Entries taken from a collection:
::::::::
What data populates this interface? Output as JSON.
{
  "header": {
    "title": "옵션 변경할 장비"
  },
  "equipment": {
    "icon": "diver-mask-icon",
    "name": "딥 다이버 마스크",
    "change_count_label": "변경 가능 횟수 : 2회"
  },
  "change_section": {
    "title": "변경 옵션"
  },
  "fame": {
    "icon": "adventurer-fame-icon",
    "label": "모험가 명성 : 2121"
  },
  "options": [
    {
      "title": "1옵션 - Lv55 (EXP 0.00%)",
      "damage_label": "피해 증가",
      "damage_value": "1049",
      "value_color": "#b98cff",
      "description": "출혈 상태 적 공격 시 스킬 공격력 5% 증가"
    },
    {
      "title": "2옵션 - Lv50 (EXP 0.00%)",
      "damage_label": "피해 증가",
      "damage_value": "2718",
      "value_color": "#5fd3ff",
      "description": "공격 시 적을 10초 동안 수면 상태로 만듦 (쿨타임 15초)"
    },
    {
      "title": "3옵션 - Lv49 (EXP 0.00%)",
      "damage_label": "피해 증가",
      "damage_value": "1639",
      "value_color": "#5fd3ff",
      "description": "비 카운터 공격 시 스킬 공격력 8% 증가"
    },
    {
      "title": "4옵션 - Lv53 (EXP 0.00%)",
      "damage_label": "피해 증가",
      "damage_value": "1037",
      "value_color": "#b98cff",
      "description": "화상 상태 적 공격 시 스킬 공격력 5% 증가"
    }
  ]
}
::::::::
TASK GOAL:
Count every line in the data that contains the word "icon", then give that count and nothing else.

REPLY:
2